### What needs to be done:
Would you return the data exactly as given, except for its pictures?

### Exercise materials:
>>>

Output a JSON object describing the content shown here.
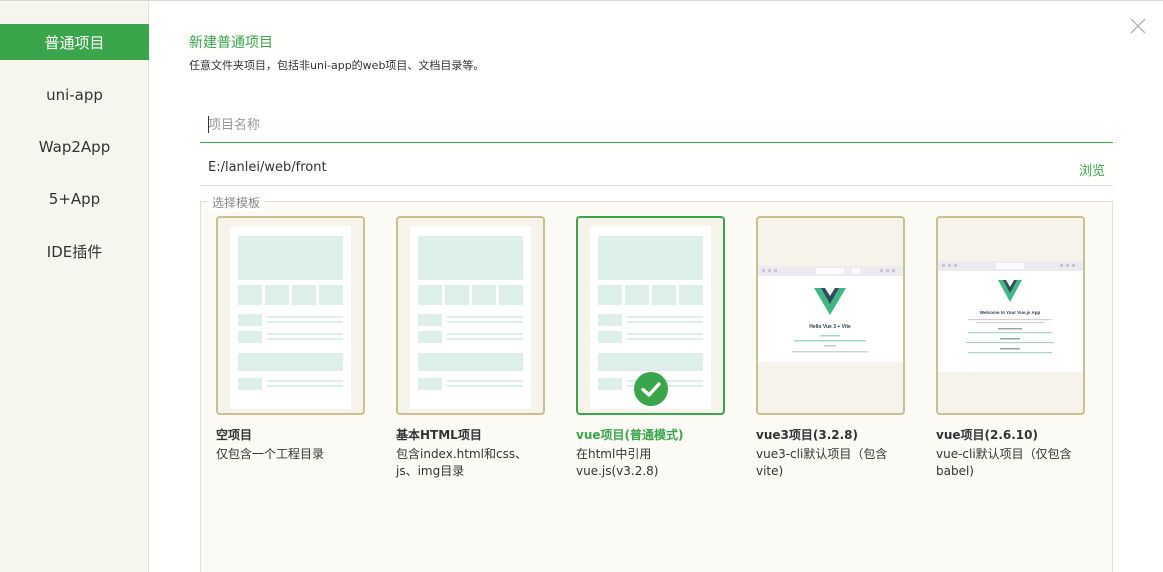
{
  "sidebar": {
    "items": [
      {
        "label": "普通项目"
      },
      {
        "label": "uni-app"
      },
      {
        "label": "Wap2App"
      },
      {
        "label": "5+App"
      },
      {
        "label": "IDE插件"
      }
    ]
  },
  "header": {
    "title": "新建普通项目",
    "subtitle": "任意文件夹项目，包括非uni-app的web项目、文档目录等。"
  },
  "form": {
    "name_placeholder": "项目名称",
    "name_value": "",
    "path": "E:/lanlei/web/front",
    "browse_label": "浏览"
  },
  "templates": {
    "legend": "选择模板",
    "items": [
      {
        "title": "空项目",
        "desc": "仅包含一个工程目录",
        "selected": false
      },
      {
        "title": "基本HTML项目",
        "desc": "包含index.html和css、js、img目录",
        "selected": false
      },
      {
        "title": "vue项目(普通模式)",
        "desc": "在html中引用vue.js(v3.2.8)",
        "selected": true
      },
      {
        "title": "vue3项目(3.2.8)",
        "desc": "vue3-cli默认项目（包含vite)",
        "selected": false
      },
      {
        "title": "vue项目(2.6.10)",
        "desc": "vue-cli默认项目（仅包含babel)",
        "selected": false
      }
    ],
    "previews": {
      "vue3": {
        "heading": "Hello Vue 3 + Vite"
      },
      "vue2": {
        "heading": "Welcome to Your Vue.js App"
      }
    }
  },
  "colors": {
    "accent": "#3aa54a",
    "card_border": "#c9bf8f",
    "sidebar_bg": "#f7f6ee"
  }
}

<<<

### Response to the task:
Output a JSON object describing the content shown here.
{
  "sidebar": {
    "items": [
      {
        "label": "普通项目"
      },
      {
        "label": "uni-app"
      },
      {
        "label": "Wap2App"
      },
      {
        "label": "5+App"
      },
      {
        "label": "IDE插件"
      }
    ]
  },
  "header": {
    "title": "新建普通项目",
    "subtitle": "任意文件夹项目，包括非uni-app的web项目、文档目录等。"
  },
  "form": {
    "name_placeholder": "项目名称",
    "name_value": "",
    "path": "E:/lanlei/web/front",
    "browse_label": "浏览"
  },
  "templates": {
    "legend": "选择模板",
    "items": [
      {
        "title": "空项目",
        "desc": "仅包含一个工程目录",
        "selected": false
      },
      {
        "title": "基本HTML项目",
        "desc": "包含index.html和css、js、img目录",
        "selected": false
      },
      {
        "title": "vue项目(普通模式)",
        "desc": "在html中引用vue.js(v3.2.8)",
        "selected": true
      },
      {
        "title": "vue3项目(3.2.8)",
        "desc": "vue3-cli默认项目（包含vite)",
        "selected": false
      },
      {
        "title": "vue项目(2.6.10)",
        "desc": "vue-cli默认项目（仅包含babel)",
        "selected": false
      }
    ],
    "previews": {
      "vue3": {
        "heading": "Hello Vue 3 + Vite"
      },
      "vue2": {
        "heading": "Welcome to Your Vue.js App"
      }
    }
  },
  "colors": {
    "accent": "#3aa54a",
    "card_border": "#c9bf8f",
    "sidebar_bg": "#f7f6ee"
  }
}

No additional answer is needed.